A large stencil piece that was put up section by section.  Kirsty said this one was meant to be a shocking statement of what could happen in the future if we trash the environment.  The artist tried to think of the happiest moment this scenario could affect to create an unsettling juxtaposition.

A piece by pioneering street artist Ever, who often paints faces...but never the eyes.  He always does something creative to avoid painting the eyes.  As a result, it's also easy to spot his work right away.  As for the Mao image, it made me think of how Argentina is currently inching away from capitalism towards isolationism.

One of several incredible, large-scale pieces we saw by Jaz, another early and influential street artist.  This guy is clearly one of the most talented - he drew these bulls freehand.  He's also pretty resourceful.  In the early days of the collapse, street artists couldn't afford paint,  so they used whatever materials they could get their hands on.  This piece has no paint - it is done in mud off the ground as well as charcoal. 

You recognize this as Mart's work, right? (Same artist as the boy on the bicycle above.)  I had to feature one more of his pieces as he was admittedly my personal favorite.  That said, don't ask me exactly what's going on in this mural.  I guess that's the point, though.  His work is otherworldly. 


MCooch said...

Great photos! I have written down the organization as I am hoping J and I can head to BA in the next year or two. Thanks for sharing!

Carla said...
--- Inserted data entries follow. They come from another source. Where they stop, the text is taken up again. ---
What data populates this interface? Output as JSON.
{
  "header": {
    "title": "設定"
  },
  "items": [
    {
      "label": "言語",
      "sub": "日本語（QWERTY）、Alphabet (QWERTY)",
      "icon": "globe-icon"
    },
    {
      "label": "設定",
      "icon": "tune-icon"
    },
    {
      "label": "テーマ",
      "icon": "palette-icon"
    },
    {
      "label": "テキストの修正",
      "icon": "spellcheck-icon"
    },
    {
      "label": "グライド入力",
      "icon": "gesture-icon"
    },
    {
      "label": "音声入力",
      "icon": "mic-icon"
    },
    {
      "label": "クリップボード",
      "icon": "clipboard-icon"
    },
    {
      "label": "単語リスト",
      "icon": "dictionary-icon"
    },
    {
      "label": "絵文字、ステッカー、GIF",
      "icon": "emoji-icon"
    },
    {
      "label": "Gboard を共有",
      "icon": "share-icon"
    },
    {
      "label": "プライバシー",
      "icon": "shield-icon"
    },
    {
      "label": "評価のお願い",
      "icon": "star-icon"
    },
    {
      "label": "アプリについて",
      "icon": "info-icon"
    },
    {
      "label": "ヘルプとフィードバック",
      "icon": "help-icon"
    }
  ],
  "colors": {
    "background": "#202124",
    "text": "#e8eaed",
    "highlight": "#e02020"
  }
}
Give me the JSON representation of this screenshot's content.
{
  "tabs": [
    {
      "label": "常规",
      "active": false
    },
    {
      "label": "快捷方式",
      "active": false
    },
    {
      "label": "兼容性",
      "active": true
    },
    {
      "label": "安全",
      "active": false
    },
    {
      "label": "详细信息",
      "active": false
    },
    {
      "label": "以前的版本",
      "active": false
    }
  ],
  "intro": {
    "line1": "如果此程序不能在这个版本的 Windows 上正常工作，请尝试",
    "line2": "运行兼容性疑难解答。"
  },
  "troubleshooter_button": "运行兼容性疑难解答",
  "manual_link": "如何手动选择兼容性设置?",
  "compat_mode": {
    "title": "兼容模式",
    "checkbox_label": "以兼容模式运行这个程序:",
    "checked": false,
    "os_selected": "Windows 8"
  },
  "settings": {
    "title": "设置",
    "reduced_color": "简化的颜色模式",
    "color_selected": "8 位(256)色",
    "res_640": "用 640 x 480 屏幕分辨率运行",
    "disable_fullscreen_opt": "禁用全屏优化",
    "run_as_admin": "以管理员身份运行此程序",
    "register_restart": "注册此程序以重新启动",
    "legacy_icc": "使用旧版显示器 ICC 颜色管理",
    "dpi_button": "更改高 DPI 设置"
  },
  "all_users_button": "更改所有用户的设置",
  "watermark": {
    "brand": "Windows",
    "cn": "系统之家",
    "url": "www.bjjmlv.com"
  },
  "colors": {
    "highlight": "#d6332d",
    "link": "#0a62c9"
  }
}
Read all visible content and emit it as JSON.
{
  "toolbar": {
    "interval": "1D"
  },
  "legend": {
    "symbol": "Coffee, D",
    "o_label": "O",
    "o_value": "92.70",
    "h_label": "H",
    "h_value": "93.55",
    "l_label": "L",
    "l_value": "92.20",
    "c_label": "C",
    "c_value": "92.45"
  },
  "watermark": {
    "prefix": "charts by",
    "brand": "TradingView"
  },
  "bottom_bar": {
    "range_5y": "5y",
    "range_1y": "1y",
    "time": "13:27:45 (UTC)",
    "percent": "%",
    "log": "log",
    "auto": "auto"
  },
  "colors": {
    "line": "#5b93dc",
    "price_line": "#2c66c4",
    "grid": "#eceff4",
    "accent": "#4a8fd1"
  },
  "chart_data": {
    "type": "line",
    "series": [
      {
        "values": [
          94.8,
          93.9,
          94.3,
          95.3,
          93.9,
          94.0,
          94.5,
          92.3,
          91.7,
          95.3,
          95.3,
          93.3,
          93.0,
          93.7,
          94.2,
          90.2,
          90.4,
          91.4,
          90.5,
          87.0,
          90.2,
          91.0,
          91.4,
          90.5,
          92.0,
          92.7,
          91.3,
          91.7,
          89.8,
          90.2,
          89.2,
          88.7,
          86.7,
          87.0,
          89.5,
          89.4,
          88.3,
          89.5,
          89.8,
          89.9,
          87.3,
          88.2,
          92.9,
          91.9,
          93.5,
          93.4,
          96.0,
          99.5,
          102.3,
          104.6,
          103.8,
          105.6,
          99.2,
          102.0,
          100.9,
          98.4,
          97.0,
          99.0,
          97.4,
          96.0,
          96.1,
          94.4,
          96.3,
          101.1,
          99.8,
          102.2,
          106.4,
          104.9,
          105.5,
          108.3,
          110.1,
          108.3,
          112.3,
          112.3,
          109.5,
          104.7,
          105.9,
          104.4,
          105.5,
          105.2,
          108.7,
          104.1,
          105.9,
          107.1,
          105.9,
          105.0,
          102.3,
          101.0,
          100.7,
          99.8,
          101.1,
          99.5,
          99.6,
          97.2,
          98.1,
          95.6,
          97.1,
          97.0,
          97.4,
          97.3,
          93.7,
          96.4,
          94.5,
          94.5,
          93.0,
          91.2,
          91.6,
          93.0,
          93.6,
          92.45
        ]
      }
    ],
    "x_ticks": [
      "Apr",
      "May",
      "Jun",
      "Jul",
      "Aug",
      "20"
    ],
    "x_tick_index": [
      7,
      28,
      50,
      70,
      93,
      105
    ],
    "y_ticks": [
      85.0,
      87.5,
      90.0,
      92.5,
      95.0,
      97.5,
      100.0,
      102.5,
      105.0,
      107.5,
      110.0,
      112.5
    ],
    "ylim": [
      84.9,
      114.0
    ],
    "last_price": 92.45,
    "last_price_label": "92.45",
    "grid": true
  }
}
I believe art can be performed in many ways. Last year I travelled to Argentina and I had to rent an apartment in buenos aires  which was next to a wall full of graffitis. At first, I didn´t like it, but then I got used to it and I started to admire it!
I loved the city and its paintings... Apparently there is a lot of social protest in them, which makes them political and controversial. Love it more!